[Data records]
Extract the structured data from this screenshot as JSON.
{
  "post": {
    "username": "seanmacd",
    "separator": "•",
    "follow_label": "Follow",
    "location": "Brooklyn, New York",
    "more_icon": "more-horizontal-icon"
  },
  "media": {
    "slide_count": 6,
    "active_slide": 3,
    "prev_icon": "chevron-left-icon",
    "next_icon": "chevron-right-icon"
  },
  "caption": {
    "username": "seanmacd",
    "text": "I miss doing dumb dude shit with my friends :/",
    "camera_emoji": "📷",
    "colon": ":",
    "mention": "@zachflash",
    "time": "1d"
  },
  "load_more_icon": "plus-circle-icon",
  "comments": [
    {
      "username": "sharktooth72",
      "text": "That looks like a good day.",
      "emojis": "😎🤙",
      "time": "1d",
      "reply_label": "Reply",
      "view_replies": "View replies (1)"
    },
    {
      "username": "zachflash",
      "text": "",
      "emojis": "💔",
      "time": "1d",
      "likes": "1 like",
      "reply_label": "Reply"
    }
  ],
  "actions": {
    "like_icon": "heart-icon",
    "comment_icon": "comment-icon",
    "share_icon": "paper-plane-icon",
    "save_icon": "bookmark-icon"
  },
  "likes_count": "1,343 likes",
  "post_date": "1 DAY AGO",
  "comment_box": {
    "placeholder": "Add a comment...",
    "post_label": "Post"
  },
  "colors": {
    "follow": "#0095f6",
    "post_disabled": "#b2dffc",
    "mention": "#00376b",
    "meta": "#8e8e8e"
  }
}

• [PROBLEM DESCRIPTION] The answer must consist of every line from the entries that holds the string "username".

• [REPLY]
    "username": "seanmacd",
    "username": "seanmacd",
      "username": "sharktooth72",
      "username": "zachflash",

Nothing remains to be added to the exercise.